UNRWA director in Gaza, Bo Schack, refuses to use the term “collective punishment” with me when describing the situation in Gaza. Amnesty, Human Rights Watch and Oxfam all condemn the blockade as “collective punishment”. He notes the UN in the past 12 months has rebuilt 1,300 homes and provides rent money to many residents. He acknowledges a US$70 million (Dh257m) shortfall for vital activities at a time when the Middle East is suffering multiple conflicts.
Schack says that when he started his job in Gaza in 2015, 850,000 Palestinians were receiving food assistance. “Today we are almost at one million,” he explains, “and that means we are supporting half the total population of Gaza.”
Israel is tightening its blockade on Gaza and in the last months has barely allowed any materials in at all, including cement and civilian infrastructure. Many builders tell me that they have fired countless workers this year because there is no work.
Contractor Saadi A S Salama says employees come to him crying because they desperately needed work to support their families. Private contractors have protested in the streets over the lack of goods getting through the borders.

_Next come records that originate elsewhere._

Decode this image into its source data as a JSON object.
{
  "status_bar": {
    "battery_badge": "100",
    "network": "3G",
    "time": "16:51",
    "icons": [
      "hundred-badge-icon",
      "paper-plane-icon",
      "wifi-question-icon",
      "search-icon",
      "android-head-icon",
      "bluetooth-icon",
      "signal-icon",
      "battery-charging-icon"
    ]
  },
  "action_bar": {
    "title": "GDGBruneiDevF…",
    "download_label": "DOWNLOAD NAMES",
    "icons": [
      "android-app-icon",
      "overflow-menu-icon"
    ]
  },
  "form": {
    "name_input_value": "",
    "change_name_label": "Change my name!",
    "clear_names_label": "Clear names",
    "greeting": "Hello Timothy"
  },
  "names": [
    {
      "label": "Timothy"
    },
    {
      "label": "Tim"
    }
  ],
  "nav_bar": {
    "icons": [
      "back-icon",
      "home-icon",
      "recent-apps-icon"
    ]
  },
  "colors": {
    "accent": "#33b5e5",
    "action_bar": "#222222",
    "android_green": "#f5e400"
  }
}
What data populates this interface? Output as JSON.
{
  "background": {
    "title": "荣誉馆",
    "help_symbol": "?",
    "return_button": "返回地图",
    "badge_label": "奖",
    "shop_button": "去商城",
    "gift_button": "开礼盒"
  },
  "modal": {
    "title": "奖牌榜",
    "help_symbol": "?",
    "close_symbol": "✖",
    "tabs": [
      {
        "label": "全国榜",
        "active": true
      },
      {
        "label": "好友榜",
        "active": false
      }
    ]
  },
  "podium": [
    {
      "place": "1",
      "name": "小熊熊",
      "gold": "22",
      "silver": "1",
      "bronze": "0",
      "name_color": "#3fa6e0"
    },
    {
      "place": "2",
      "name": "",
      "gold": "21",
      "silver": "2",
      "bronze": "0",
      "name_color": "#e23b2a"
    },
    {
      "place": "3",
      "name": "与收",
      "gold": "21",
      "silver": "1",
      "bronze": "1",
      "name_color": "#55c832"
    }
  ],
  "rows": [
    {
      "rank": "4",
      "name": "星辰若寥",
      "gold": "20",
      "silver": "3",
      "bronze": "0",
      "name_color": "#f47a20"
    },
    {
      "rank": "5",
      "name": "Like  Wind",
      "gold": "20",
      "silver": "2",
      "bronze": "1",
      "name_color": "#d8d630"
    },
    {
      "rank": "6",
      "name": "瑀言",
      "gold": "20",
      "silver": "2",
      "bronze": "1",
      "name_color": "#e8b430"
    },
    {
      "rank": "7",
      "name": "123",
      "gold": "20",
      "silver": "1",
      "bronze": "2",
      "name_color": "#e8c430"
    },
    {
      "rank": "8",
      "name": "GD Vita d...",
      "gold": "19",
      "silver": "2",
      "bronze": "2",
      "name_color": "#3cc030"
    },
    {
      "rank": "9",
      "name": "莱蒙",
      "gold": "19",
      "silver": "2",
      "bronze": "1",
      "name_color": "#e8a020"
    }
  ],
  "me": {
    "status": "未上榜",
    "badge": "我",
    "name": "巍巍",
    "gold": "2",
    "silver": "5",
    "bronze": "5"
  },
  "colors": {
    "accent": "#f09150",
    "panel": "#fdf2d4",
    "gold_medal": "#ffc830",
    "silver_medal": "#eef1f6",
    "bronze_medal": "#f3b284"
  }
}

Why has reconstruction largely failed? Engineer Ali K Abu Shahla says in his office in Gaza City, after spending decades working with Palestinian authorities, that, “even today, there is no plan for Gaza reconstruction”. He attended a key meeting in Jerusalem after the 2014 war where a process was drafted to reconstruct Gaza. However, it was proposed to include six people from the West Bank and only one from Gaza.
“I asked [then] why people involved were not from Gaza, why the major individuals had no experience or eyes and ears in Gaza,” he says.
The PA and Israel had little interest in helping the people of Gaza in the faint hope that a desperate population would overthrow the ruling Hamas regime.
To get a new home approved is still a tortuous process. Coordinates of the new property are sent to a committee and a group of both Israelis and Palestinians must approve it. According to Abu Shahla, “Israel has no right to veto properties but they keep projects ‘under construction’ for months and years”.
This committee allows Israel to know the GPS coordinates of all new structures, which many locals say could be used by Israel as targets in any future war, along with every contractor’s name and address.
The “dual use” list includes thousands of goods that Israel claims can be used for military purposes, but Israeli NGO Gisha argues that it “includes items whose use is overwhelmingly civilian and critical for civilian life”. Cement, steel and other major construction materials are allowed to enter Gaza by Israel if they are produced by Israeli companies. Israel is profiting after causing the bulk of Gaza’s destruction, and heavily taxing the goods they allow in.
Khalil Shaheen, director of economic and social rights with the Palestinian Centre for Human Rights in Gaza, condemns the “dual use” list as inhumane. “Hamas may be using materials for tunnels, but what can I do as a Gazan civilian?”, he asks me. “Should I wait 15 years for a new home? Israel has a legal responsibility to protect civilians.”
A former NGO director for Gaza explains the Israeli rationale: “Their policy and approach is to put Gaza on the starvation diet and make things bad, but not so bad that it would lead to revolution or [a] swing of support in their favour internationally.”
Israeli defence minister Avigdor Lieberman recently told a Palestinian newspaper that Israel was willing to lift its blockade on Gaza, “if Hamas stops digging tunnels, rearming and firing rockets”. He claimed Israel would build an airport, port and industrial areas.
The future of Gaza remains tenuous. With Hamas leadership elections early next year, Palestinian president Mahmoud Abbas in his 80s, and Israel reaching 50 years occupying Palestinian lands in 2017, Palestinian autonomy feels like a distant dream. Gaza’s humanitarian crisis reveals that without stronger international pressure, the territory will wither.
Antony Loewenstein is an independent journalist based in East Jerusalem.